┌──
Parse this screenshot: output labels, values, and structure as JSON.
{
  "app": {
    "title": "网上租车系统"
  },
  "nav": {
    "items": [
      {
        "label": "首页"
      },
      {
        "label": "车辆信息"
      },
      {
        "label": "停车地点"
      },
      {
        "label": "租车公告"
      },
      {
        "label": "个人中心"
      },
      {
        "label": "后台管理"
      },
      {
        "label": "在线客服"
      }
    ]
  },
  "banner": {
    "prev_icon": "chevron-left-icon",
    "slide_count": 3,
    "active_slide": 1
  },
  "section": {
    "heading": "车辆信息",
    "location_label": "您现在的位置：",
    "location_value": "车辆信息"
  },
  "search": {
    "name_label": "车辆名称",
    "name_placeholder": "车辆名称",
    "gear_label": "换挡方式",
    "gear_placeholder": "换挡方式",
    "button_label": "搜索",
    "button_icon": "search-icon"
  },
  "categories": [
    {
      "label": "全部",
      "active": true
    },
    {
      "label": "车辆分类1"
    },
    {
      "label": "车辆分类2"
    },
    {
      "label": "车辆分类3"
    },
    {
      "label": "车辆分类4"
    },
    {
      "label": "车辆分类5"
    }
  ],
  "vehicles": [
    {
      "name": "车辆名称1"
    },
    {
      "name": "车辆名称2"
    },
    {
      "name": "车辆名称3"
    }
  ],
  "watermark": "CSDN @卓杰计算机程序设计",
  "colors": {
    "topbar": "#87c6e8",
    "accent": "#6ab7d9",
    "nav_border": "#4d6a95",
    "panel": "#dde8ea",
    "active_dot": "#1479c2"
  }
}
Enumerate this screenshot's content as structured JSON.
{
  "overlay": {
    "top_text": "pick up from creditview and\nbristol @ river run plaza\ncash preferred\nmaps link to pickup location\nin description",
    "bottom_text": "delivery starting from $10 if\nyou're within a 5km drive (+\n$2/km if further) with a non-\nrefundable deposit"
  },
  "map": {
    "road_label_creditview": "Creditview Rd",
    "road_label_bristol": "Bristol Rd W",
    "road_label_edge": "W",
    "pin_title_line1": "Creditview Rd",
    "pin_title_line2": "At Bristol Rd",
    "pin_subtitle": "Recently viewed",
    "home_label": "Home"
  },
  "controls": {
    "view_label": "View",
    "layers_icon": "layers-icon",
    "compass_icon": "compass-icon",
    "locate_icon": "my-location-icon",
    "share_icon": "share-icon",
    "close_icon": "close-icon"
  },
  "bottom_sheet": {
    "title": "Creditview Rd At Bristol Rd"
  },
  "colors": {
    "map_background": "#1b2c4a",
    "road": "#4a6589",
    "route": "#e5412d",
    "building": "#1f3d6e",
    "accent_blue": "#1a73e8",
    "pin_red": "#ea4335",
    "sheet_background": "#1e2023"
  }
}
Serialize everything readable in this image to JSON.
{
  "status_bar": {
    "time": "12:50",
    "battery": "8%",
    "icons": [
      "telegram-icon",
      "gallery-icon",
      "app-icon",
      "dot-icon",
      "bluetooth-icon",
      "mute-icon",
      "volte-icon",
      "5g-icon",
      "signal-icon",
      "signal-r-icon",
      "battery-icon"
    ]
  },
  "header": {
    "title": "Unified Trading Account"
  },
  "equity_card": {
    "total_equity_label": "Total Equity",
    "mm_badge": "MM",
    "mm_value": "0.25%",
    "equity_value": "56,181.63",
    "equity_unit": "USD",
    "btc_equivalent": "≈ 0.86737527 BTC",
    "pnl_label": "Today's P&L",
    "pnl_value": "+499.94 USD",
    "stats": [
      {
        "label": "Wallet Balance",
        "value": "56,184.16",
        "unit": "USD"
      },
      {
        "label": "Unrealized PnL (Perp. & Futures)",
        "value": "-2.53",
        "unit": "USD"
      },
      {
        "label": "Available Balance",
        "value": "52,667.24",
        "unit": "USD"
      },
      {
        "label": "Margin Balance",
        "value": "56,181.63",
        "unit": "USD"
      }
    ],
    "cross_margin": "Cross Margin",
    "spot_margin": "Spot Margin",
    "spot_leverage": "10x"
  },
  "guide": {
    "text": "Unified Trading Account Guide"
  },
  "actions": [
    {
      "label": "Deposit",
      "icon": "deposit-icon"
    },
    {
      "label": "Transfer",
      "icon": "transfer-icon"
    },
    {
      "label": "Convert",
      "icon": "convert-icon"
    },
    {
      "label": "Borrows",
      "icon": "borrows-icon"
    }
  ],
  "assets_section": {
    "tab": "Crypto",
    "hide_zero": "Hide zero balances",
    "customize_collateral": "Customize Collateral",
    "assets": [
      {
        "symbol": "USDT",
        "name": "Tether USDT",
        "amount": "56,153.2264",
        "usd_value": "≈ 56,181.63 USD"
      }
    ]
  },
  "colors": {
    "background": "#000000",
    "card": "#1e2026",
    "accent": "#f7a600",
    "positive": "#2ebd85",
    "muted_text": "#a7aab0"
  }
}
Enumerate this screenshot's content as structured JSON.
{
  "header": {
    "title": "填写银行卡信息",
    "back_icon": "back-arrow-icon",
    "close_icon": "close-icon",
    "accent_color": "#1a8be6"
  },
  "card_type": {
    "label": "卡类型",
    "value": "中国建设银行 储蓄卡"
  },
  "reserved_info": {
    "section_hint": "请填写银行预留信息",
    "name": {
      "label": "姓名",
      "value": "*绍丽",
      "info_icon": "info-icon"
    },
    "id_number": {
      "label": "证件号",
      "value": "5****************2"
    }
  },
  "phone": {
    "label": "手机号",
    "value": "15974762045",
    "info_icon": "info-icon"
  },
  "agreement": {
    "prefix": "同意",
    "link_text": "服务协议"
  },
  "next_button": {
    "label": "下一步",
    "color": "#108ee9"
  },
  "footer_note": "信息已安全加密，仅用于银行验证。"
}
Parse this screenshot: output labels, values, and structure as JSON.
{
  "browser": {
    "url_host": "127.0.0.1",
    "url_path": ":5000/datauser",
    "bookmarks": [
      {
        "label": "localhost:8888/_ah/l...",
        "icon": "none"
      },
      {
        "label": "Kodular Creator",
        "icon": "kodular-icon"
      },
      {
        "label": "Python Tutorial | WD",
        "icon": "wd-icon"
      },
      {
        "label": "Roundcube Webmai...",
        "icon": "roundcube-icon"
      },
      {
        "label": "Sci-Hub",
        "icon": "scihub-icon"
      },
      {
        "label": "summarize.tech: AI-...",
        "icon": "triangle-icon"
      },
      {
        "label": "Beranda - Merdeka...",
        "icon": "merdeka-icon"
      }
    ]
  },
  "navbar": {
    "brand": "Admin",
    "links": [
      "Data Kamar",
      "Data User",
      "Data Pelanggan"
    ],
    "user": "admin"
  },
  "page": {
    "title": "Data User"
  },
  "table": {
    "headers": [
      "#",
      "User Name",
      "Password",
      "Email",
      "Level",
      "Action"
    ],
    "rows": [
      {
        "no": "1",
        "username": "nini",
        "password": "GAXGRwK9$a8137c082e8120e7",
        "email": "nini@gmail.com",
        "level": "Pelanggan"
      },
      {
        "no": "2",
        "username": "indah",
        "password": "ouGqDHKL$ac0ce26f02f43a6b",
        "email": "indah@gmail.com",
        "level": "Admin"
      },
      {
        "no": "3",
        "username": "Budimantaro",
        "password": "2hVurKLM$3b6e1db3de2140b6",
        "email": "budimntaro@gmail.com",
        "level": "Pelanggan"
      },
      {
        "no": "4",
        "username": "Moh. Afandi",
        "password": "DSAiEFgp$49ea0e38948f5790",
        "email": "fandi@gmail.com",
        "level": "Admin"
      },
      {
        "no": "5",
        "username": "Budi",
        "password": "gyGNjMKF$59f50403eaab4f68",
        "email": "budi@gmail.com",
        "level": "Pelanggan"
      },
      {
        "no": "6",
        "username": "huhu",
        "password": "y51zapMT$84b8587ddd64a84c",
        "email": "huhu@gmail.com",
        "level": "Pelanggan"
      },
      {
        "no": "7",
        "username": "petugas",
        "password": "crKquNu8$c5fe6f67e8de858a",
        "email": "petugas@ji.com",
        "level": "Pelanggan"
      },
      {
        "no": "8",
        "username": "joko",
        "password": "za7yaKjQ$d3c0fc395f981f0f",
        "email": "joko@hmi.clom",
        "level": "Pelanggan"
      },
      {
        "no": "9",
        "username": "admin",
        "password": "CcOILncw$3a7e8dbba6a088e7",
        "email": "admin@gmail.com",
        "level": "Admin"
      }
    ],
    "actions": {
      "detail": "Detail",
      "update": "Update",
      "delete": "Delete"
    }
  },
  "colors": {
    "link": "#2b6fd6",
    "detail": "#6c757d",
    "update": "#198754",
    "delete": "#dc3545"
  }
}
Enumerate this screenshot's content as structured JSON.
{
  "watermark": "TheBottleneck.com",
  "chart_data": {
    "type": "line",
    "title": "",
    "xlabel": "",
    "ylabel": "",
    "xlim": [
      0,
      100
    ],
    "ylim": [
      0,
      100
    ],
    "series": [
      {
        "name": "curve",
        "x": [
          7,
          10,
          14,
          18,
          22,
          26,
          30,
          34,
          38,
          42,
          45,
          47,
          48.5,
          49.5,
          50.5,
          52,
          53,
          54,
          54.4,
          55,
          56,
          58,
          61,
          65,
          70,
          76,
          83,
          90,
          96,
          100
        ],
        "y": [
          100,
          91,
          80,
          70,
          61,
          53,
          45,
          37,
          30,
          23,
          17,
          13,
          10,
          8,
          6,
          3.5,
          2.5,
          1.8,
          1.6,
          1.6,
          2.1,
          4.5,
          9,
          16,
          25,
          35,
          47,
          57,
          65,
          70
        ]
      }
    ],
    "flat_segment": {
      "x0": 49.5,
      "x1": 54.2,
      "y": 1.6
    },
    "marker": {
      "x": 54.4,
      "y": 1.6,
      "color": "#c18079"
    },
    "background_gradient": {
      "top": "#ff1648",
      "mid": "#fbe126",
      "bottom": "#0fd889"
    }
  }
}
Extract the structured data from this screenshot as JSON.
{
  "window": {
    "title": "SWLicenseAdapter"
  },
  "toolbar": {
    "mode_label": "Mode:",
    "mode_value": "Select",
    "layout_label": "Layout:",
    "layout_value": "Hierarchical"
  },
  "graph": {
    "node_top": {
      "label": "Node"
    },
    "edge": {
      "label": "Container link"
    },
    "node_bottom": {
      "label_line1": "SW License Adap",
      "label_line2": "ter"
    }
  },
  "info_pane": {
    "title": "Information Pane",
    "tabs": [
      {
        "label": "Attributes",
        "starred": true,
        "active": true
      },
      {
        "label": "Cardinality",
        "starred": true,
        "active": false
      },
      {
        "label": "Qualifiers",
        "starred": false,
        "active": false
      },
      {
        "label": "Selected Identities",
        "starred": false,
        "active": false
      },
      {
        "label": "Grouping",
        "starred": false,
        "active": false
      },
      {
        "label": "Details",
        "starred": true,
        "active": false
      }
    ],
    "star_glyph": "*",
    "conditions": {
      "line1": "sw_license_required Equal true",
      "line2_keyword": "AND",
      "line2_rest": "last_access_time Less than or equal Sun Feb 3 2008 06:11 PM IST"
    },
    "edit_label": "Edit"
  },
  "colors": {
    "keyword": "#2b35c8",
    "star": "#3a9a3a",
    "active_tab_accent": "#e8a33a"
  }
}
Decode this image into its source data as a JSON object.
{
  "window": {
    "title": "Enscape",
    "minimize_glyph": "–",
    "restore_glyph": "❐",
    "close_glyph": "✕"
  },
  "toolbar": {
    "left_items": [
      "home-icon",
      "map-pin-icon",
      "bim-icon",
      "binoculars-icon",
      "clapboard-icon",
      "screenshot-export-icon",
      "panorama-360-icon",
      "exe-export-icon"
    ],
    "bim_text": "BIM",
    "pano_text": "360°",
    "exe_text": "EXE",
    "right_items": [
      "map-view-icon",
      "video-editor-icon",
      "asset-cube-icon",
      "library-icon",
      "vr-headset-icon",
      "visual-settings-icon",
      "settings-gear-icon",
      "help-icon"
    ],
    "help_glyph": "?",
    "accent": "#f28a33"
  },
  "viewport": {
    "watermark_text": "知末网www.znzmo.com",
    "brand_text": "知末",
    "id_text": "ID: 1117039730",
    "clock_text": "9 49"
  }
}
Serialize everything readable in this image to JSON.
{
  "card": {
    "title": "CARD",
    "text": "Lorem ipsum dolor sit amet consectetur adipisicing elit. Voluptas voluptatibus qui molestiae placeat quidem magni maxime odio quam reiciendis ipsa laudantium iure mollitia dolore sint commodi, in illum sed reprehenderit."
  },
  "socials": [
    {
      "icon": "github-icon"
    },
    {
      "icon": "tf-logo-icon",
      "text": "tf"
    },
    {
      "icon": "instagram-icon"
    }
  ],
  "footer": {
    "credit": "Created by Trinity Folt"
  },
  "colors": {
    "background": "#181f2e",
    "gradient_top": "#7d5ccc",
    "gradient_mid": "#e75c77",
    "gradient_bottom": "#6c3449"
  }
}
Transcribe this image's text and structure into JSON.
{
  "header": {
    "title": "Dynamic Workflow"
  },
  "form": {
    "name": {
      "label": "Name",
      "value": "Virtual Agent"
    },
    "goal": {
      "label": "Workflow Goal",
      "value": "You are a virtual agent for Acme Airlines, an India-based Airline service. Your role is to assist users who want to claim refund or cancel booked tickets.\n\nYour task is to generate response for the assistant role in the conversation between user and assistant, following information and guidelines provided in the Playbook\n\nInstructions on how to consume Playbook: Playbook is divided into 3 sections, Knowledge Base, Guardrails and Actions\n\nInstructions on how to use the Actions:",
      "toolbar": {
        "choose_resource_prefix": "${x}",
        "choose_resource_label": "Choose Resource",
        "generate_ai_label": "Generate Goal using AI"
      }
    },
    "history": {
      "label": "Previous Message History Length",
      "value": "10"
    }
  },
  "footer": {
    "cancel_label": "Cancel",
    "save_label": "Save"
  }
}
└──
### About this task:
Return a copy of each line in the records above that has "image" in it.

### Answer box:
Serialize everything readable in this image to JSON.
Decode this image into its source data as a JSON object.
Serialize everything readable in this image to JSON.
Transcribe this image's text and structure into JSON.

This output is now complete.